/---
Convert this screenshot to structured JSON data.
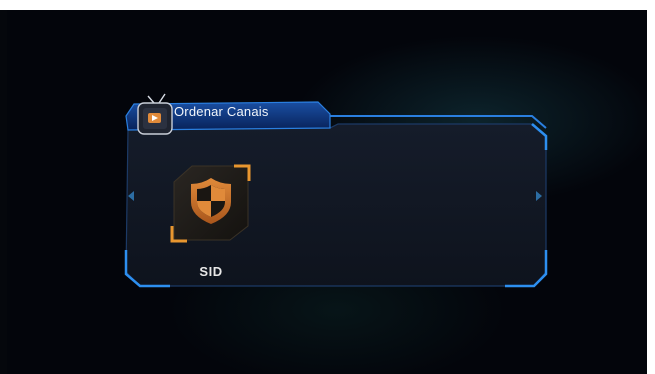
{
  "window": {
    "title": "Ordenar Canais"
  },
  "items": [
    {
      "label": "SID",
      "icon": "shield-icon",
      "selected": true
    }
  ],
  "colors": {
    "frame_accent": "#1f7fe0",
    "header_fill": "#0a2c6c",
    "panel_fill": "#121826",
    "selection": "#e8962f",
    "icon_orange": "#c8722a"
  }
}
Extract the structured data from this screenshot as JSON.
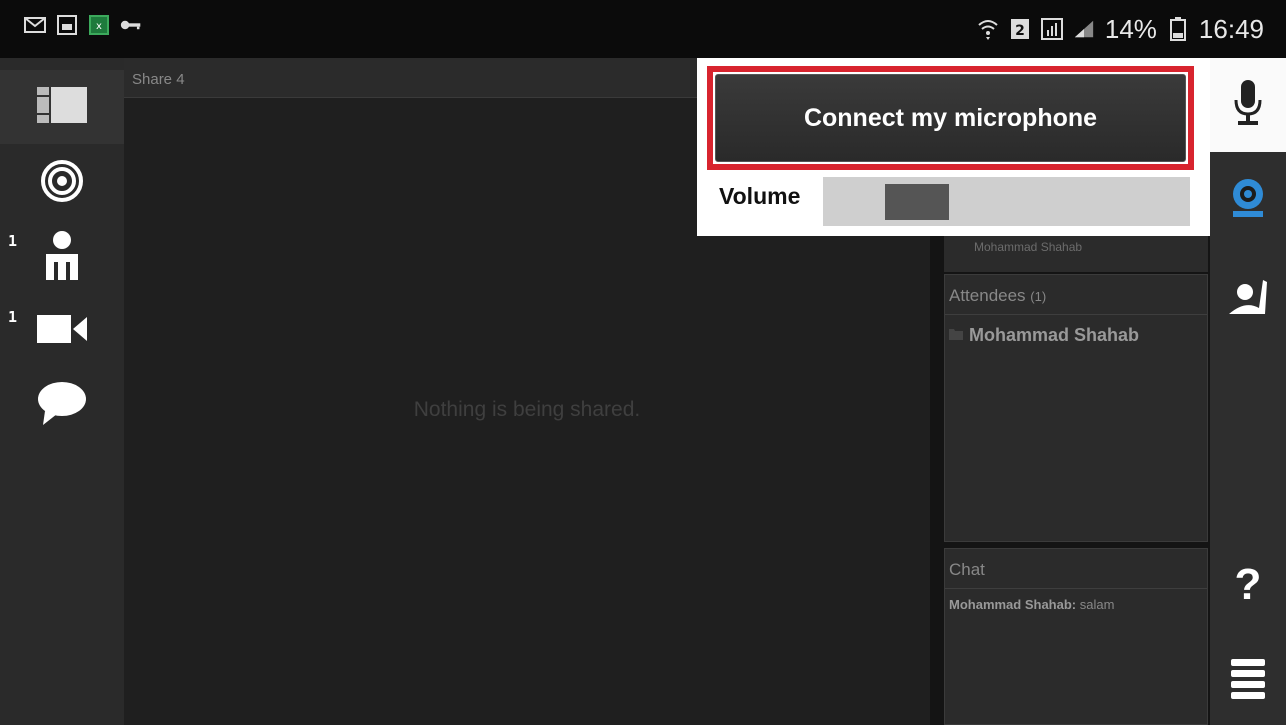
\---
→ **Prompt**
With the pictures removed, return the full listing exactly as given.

→ **Exercise output**
Convert this screenshot to structured JSON data.
{
  "window": {
    "title": "Ordenar Canais"
  },
  "items": [
    {
      "label": "SID",
      "icon": "shield-icon",
      "selected": true
    }
  ],
  "colors": {
    "frame_accent": "#1f7fe0",
    "header_fill": "#0a2c6c",
    "panel_fill": "#121826",
    "selection": "#e8962f",
    "icon_orange": "#c8722a"
  }
}
Extract the structured data from this screenshot as JSON.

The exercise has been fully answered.